Scientific American reports: Up to a quarter of the permafrost that lies just under the ground surface in Alaska could thaw by the end of the century, releasing long-trapped carbon that could make its way into the atmosphere and exacerbate global warming, a new study finds.
The study, detailed in the journal Remote Sensing of Environment, maps where that near-surface permafrost lies across Alaska in more detail than previous efforts. That detail could help determine where to focus future work and what areas are at risk of other effects of permafrost melt, such as changes to local ecosystems and threats to infrastructure, the study’s authors say.

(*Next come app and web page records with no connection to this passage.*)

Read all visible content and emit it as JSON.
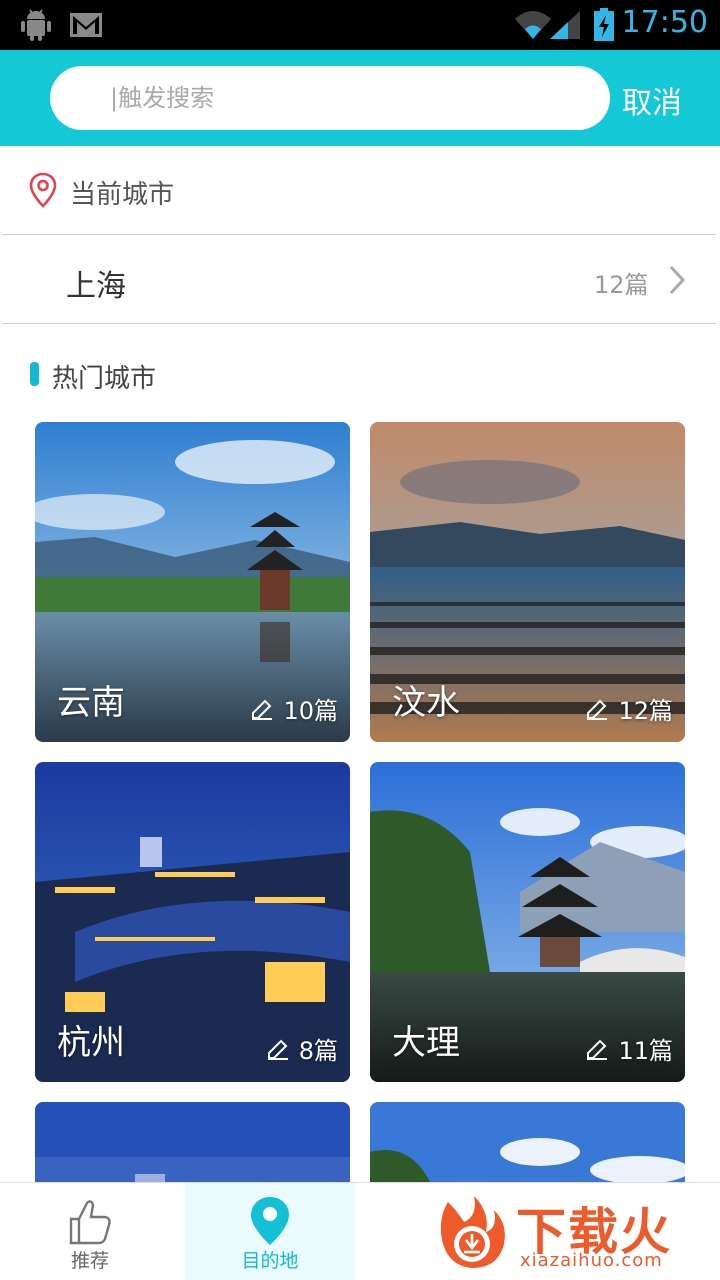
{
  "status_bar": {
    "time": "17:50",
    "icons": [
      "android-icon",
      "gmail-icon",
      "wifi-icon",
      "signal-icon",
      "battery-icon"
    ]
  },
  "search": {
    "placeholder": "|触发搜索",
    "cancel_label": "取消"
  },
  "current_city": {
    "section_label": "当前城市",
    "city": "上海",
    "count": "12篇"
  },
  "hot_cities": {
    "section_label": "热门城市",
    "cards": [
      {
        "name": "云南",
        "count": "10篇"
      },
      {
        "name": "汶水",
        "count": "12篇"
      },
      {
        "name": "杭州",
        "count": "8篇"
      },
      {
        "name": "大理",
        "count": "11篇"
      }
    ]
  },
  "bottom_nav": {
    "items": [
      {
        "label": "推荐",
        "icon": "thumbs-up-icon"
      },
      {
        "label": "目的地",
        "icon": "location-pin-icon",
        "active": true
      }
    ]
  },
  "watermark": {
    "title": "下载火",
    "url": "xiazaihuo.com"
  },
  "colors": {
    "accent": "#14c8d6",
    "status_time": "#33b5e5",
    "watermark": "#ee5a2a"
  }
}
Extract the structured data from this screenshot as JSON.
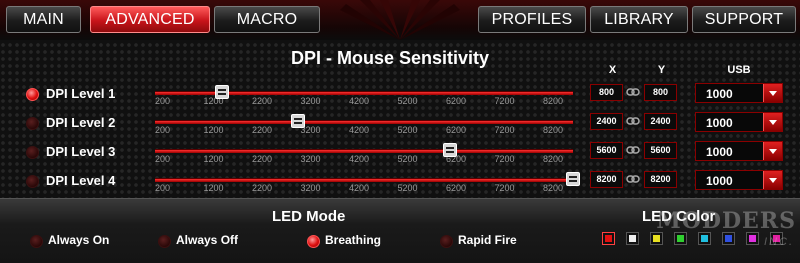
{
  "tabs": [
    {
      "label": "MAIN",
      "active": false
    },
    {
      "label": "ADVANCED",
      "active": true
    },
    {
      "label": "MACRO",
      "active": false
    },
    {
      "label": "PROFILES",
      "active": false
    },
    {
      "label": "LIBRARY",
      "active": false
    },
    {
      "label": "SUPPORT",
      "active": false
    }
  ],
  "dpi": {
    "title": "DPI - Mouse Sensitivity",
    "col_x": "X",
    "col_y": "Y",
    "col_usb": "USB",
    "ticks": [
      "200",
      "1200",
      "2200",
      "3200",
      "4200",
      "5200",
      "6200",
      "7200",
      "8200"
    ],
    "slider_min": 200,
    "slider_max": 8200,
    "levels": [
      {
        "label": "DPI Level 1",
        "selected": true,
        "x": "800",
        "y": "800",
        "usb": "1000",
        "value": 800
      },
      {
        "label": "DPI Level 2",
        "selected": false,
        "x": "2400",
        "y": "2400",
        "usb": "1000",
        "value": 2400
      },
      {
        "label": "DPI Level 3",
        "selected": false,
        "x": "5600",
        "y": "5600",
        "usb": "1000",
        "value": 5600
      },
      {
        "label": "DPI Level 4",
        "selected": false,
        "x": "8200",
        "y": "8200",
        "usb": "1000",
        "value": 8200
      }
    ]
  },
  "led": {
    "mode_title": "LED Mode",
    "color_title": "LED Color",
    "modes": [
      {
        "label": "Always On",
        "selected": false
      },
      {
        "label": "Always Off",
        "selected": false
      },
      {
        "label": "Breathing",
        "selected": true
      },
      {
        "label": "Rapid Fire",
        "selected": false
      }
    ],
    "colors": [
      "#e01010",
      "#f0f0f0",
      "#e8e020",
      "#30d030",
      "#20c0e0",
      "#3050e0",
      "#e030e0",
      "#e020a0"
    ],
    "selected_color": 0
  },
  "watermark": {
    "line1": "MODDERS",
    "line2": "INC."
  }
}
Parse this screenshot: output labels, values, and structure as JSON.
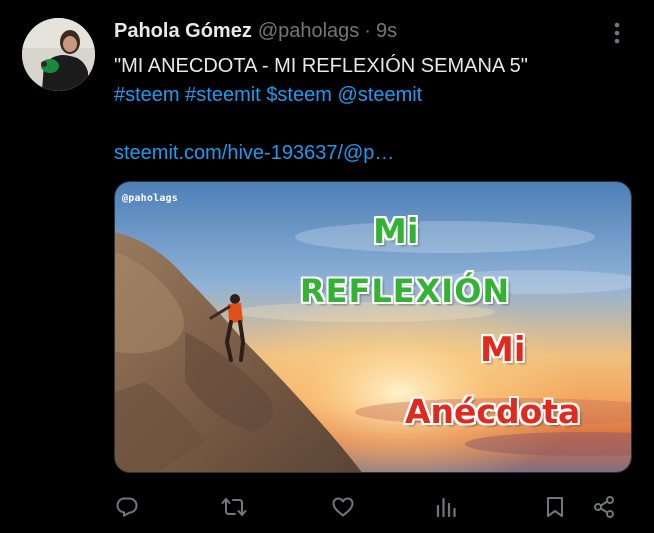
{
  "tweet": {
    "display_name": "Pahola Gómez",
    "handle": "@paholags",
    "separator": "·",
    "time": "9s",
    "text_line1": "\"MI ANECDOTA - MI REFLEXIÓN SEMANA 5\"",
    "hashtags": [
      "#steem",
      "#steemit"
    ],
    "cashtag": "$steem",
    "mention": "@steemit",
    "link": "steemit.com/hive-193637/@p…"
  },
  "media": {
    "watermark": "@paholags",
    "words": [
      {
        "text": "Mi",
        "color": "green"
      },
      {
        "text": "REFLEXIÓN",
        "color": "green"
      },
      {
        "text": "Mi",
        "color": "red"
      },
      {
        "text": "Anécdota",
        "color": "red"
      }
    ]
  },
  "actions": [
    "reply-icon",
    "retweet-icon",
    "like-icon",
    "views-icon",
    "bookmark-icon",
    "share-icon"
  ],
  "colors": {
    "background": "#000000",
    "text": "#e7e9ea",
    "secondary": "#71767b",
    "link": "#1d9bf0",
    "green_title": "#33b233",
    "red_title": "#e02a1e"
  }
}
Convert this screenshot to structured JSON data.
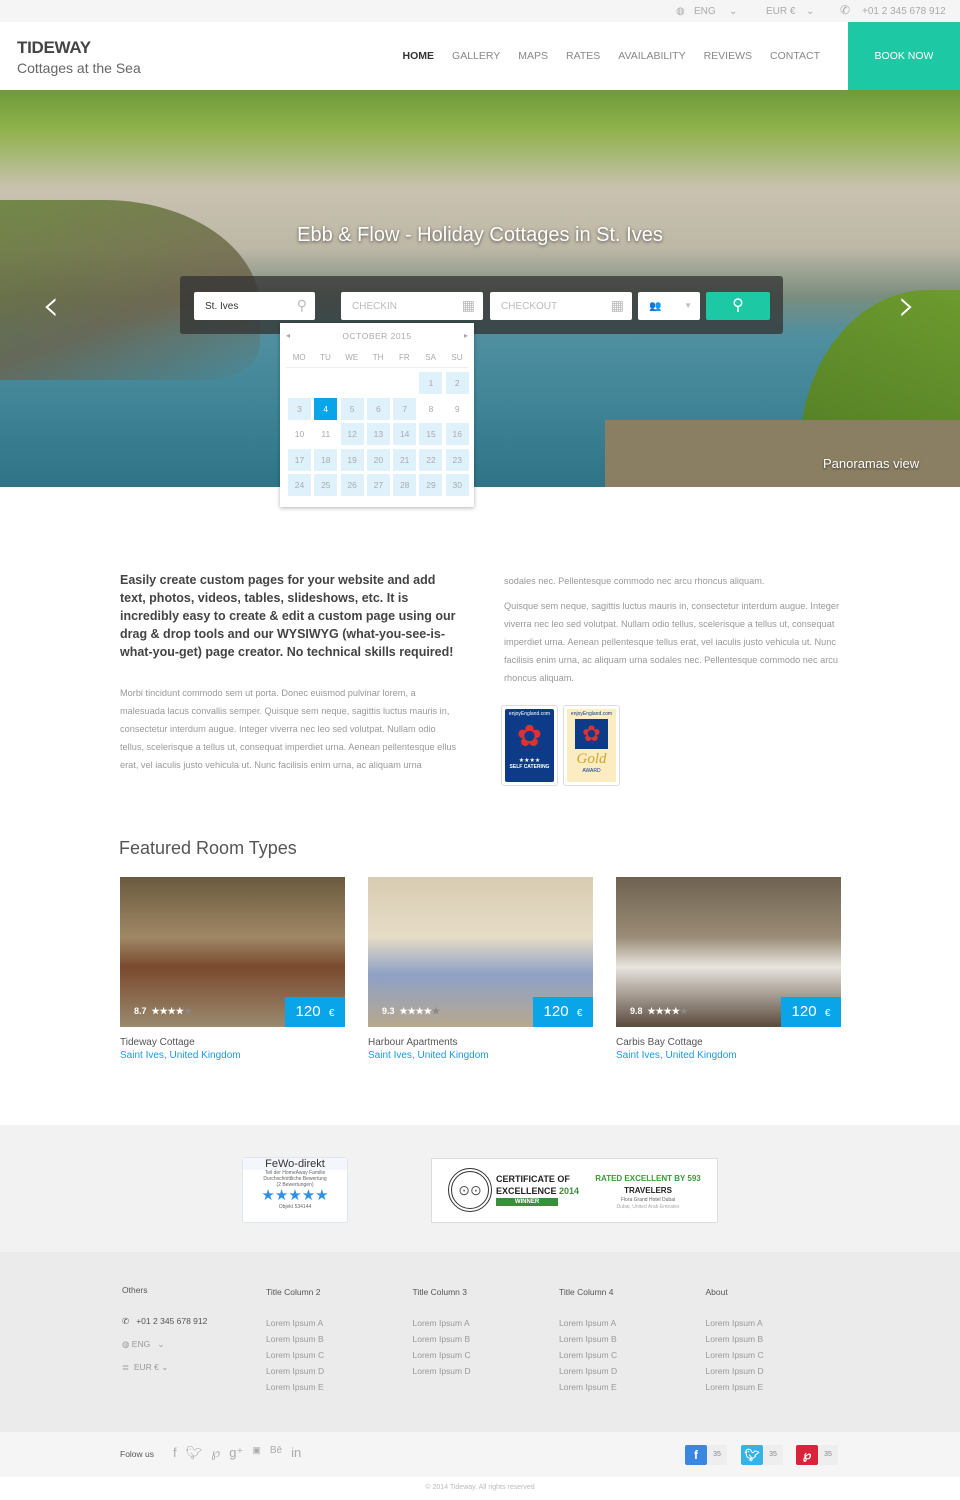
{
  "topbar": {
    "language": "ENG",
    "currency": "EUR €",
    "phone": "+01 2 345 678 912"
  },
  "header": {
    "title": "TIDEWAY",
    "subtitle": "Cottages at the Sea",
    "book_now": "BOOK NOW",
    "nav": [
      "HOME",
      "GALLERY",
      "MAPS",
      "RATES",
      "AVAILABILITY",
      "REVIEWS",
      "CONTACT"
    ],
    "active_nav": "HOME"
  },
  "hero": {
    "title": "Ebb & Flow - Holiday Cottages in St. Ives",
    "caption": "Panoramas view"
  },
  "search": {
    "location_value": "St. Ives",
    "checkin_placeholder": "CHECKIN",
    "checkout_placeholder": "CHECKOUT"
  },
  "calendar": {
    "month": "OCTOBER  2015",
    "days_of_week": [
      "MO",
      "TU",
      "WE",
      "TH",
      "FR",
      "SA",
      "SU"
    ],
    "weeks": [
      [
        null,
        null,
        null,
        null,
        null,
        1,
        2
      ],
      [
        3,
        4,
        5,
        6,
        7,
        8,
        9
      ],
      [
        10,
        11,
        12,
        13,
        14,
        15,
        16
      ],
      [
        17,
        18,
        19,
        20,
        21,
        22,
        23
      ],
      [
        24,
        25,
        26,
        27,
        28,
        29,
        30
      ]
    ],
    "selected": 4,
    "unavailable": [
      8,
      9,
      10,
      11
    ]
  },
  "content": {
    "intro": "Easily create custom pages for your website and add text, photos, videos, tables, slideshows, etc. It is incredibly easy to create & edit a custom page using our drag & drop tools and our WYSIWYG (what-you-see-is-what-you-get) page creator. No technical skills required!",
    "left_body": "Morbi tincidunt commodo sem ut porta. Donec euismod pulvinar lorem, a malesuada lacus convallis semper. Quisque sem neque, sagittis luctus mauris in, consectetur interdum augue. Integer viverra nec leo sed volutpat. Nullam odio tellus, scelerisque a tellus ut, consequat imperdiet urna. Aenean pellentesque ellus erat, vel iaculis justo vehicula ut. Nunc facilisis enim urna, ac aliquam urna",
    "right_p1": "sodales nec. Pellentesque commodo nec arcu rhoncus aliquam.",
    "right_p2": "Quisque sem neque, sagittis luctus mauris in, consectetur interdum augue. Integer viverra nec leo sed volutpat. Nullam odio tellus, scelerisque a tellus ut, consequat imperdiet urna. Aenean pellentesque tellus erat, vel iaculis justo vehicula ut. Nunc facilisis enim urna, ac aliquam urna sodales nec. Pellentesque commodo nec arcu rhoncus aliquam.",
    "badge1": {
      "brand": "enjoyEngland.com",
      "stars": "★★★★",
      "label": "SELF CATERING"
    },
    "badge2": {
      "brand": "enjoyEngland.com",
      "label": "Gold",
      "sub": "AWARD"
    }
  },
  "featured": {
    "title": "Featured Room Types",
    "rooms": [
      {
        "name": "Tideway Cottage",
        "location": "Saint Ives, United Kingdom",
        "rating": "8.7",
        "stars": 4,
        "price": "120",
        "currency": "€"
      },
      {
        "name": "Harbour Apartments",
        "location": "Saint Ives, United Kingdom",
        "rating": "9.3",
        "stars": 4,
        "price": "120",
        "currency": "€"
      },
      {
        "name": "Carbis Bay Cottage",
        "location": "Saint Ives, United Kingdom",
        "rating": "9.8",
        "stars": 4,
        "price": "120",
        "currency": "€"
      }
    ]
  },
  "awards": {
    "fewo": {
      "brand": "FeWo-direkt",
      "tag": "Teil der HomeAway Familie",
      "line1": "Durchschnittliche Bewertung",
      "line2": "(2 Bewertungen)",
      "stars": "★★★★★",
      "object": "Objekt 534144"
    },
    "tripadvisor": {
      "cert1": "CERTIFICATE OF",
      "cert2": "EXCELLENCE",
      "year": "2014",
      "winner": "WINNER",
      "rated": "RATED EXCELLENT BY 593",
      "travelers": "TRAVELERS",
      "hotel": "Flora Grand Hotel Dubai",
      "place": "Dubai, United Arab Emirates"
    }
  },
  "footer": {
    "others": {
      "title": "Others",
      "phone": "+01 2 345 678 912",
      "language": "ENG",
      "currency": "EUR €"
    },
    "columns": [
      {
        "title": "Title Column 2",
        "items": [
          "Lorem Ipsum A",
          "Lorem Ipsum B",
          "Lorem Ipsum C",
          "Lorem Ipsum D",
          "Lorem Ipsum E"
        ]
      },
      {
        "title": "Title Column 3",
        "items": [
          "Lorem Ipsum A",
          "Lorem Ipsum B",
          "Lorem Ipsum C",
          "Lorem Ipsum D"
        ]
      },
      {
        "title": "Title Column 4",
        "items": [
          "Lorem Ipsum A",
          "Lorem Ipsum B",
          "Lorem Ipsum C",
          "Lorem Ipsum D",
          "Lorem Ipsum E"
        ]
      },
      {
        "title": "About",
        "items": [
          "Lorem Ipsum A",
          "Lorem Ipsum B",
          "Lorem Ipsum C",
          "Lorem Ipsum D",
          "Lorem Ipsum E"
        ]
      }
    ]
  },
  "social": {
    "follow": "Folow us",
    "icons": [
      "facebook-icon",
      "twitter-icon",
      "pinterest-icon",
      "google-plus-icon",
      "youtube-icon",
      "behance-icon",
      "linkedin-icon"
    ],
    "shares": [
      {
        "network": "facebook",
        "count": "35",
        "color": "#3b86e0"
      },
      {
        "network": "twitter",
        "count": "35",
        "color": "#35b2e8"
      },
      {
        "network": "pinterest",
        "count": "35",
        "color": "#d8233a"
      }
    ]
  },
  "copyright": "© 2014 Tideway. All rights reserved",
  "colors": {
    "accent": "#1dc8a4",
    "blue": "#0aa5e8"
  }
}
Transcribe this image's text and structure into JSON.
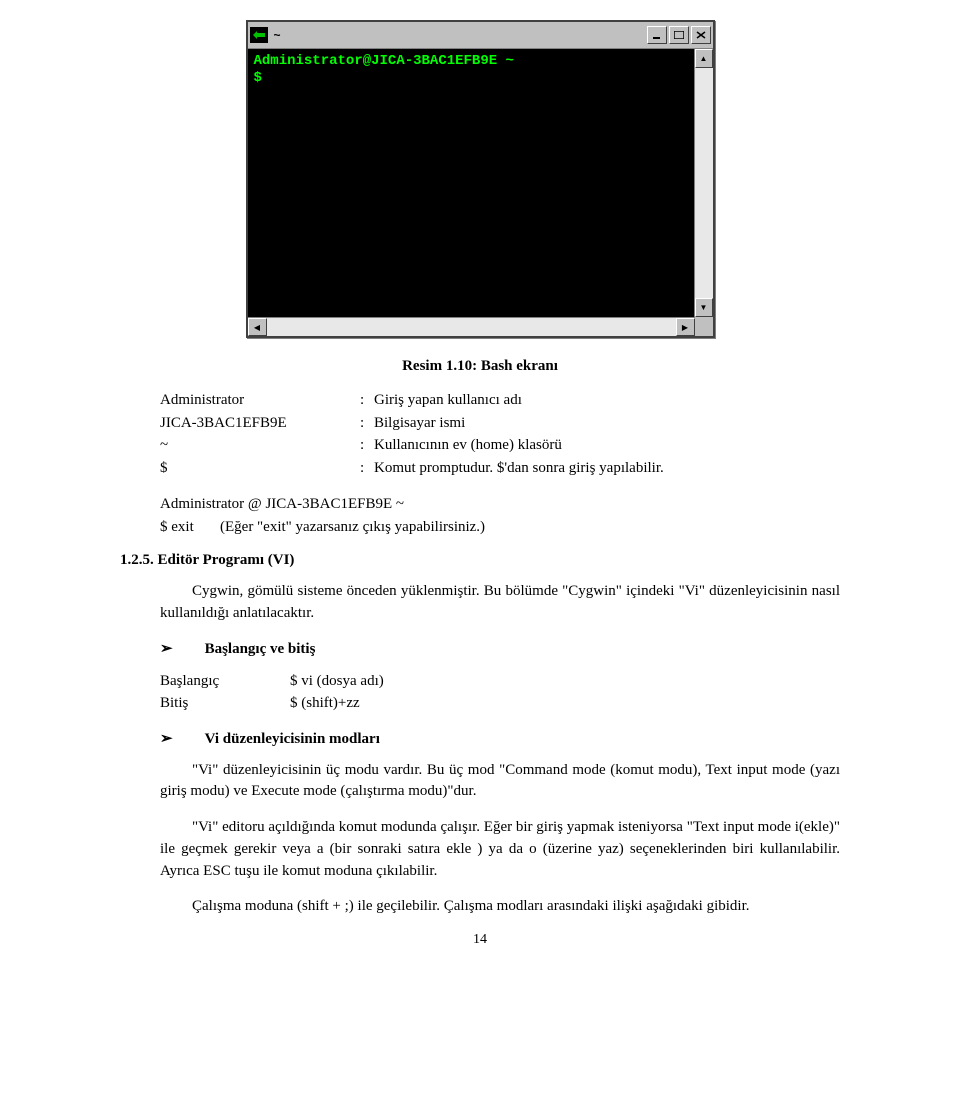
{
  "terminal": {
    "title": "~",
    "prompt_line1": "Administrator@JICA-3BAC1EFB9E ~",
    "prompt_line2": "$"
  },
  "caption": "Resim 1.10: Bash ekranı",
  "definitions": [
    {
      "term": "Administrator",
      "def": "Giriş yapan kullanıcı adı"
    },
    {
      "term": "JICA-3BAC1EFB9E",
      "def": "Bilgisayar ismi"
    },
    {
      "term": "~",
      "def": "Kullanıcının ev (home) klasörü"
    },
    {
      "term": "$",
      "def": "Komut promptudur. $'dan sonra giriş yapılabilir."
    }
  ],
  "admin_prompt": "Administrator @ JICA-3BAC1EFB9E    ~",
  "exit_line_prefix": "$ exit",
  "exit_line_note": "(Eğer \"exit\" yazarsanız çıkış yapabilirsiniz.)",
  "section_number": "1.2.5. Editör Programı (VI)",
  "cygwin_para": "Cygwin, gömülü sisteme önceden yüklenmiştir. Bu bölümde \"Cygwin\" içindeki \"Vi\" düzenleyicisinin nasıl kullanıldığı anlatılacaktır.",
  "bullet1": "Başlangıç ve bitiş",
  "startend": {
    "start_label": "Başlangıç",
    "start_val": "$ vi (dosya adı)",
    "end_label": "Bitiş",
    "end_val": "$ (shift)+zz"
  },
  "bullet2": "Vi düzenleyicisinin modları",
  "modes_para1": "\"Vi\" düzenleyicisinin üç modu vardır. Bu üç mod \"Command mode (komut modu), Text input mode (yazı giriş modu) ve Execute mode (çalıştırma modu)\"dur.",
  "modes_para2": "\"Vi\" editoru açıldığında komut modunda çalışır.   Eğer bir giriş yapmak isteniyorsa \"Text input mode i(ekle)\" ile geçmek gerekir veya a (bir sonraki satıra ekle ) ya da o (üzerine yaz) seçeneklerinden biri kullanılabilir. Ayrıca ESC tuşu ile komut moduna çıkılabilir.",
  "modes_para3": "Çalışma moduna (shift + ;) ile geçilebilir. Çalışma modları arasındaki ilişki aşağıdaki gibidir.",
  "page_number": "14"
}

About one quarter of the land in the Northern Hemisphere is permafrost, or ground that stays frozen for at least two years. Some of it has been in that frozen state for thousands of years, locking up an amount of carbon that is more than double what is currently in the Earth’s atmosphere. But with temperatures in the Arctic rising at twice the rate of the planet as a whole, permafrost across the region is beginning to thaw, releasing that carbon from its icy confines. [Continue reading…]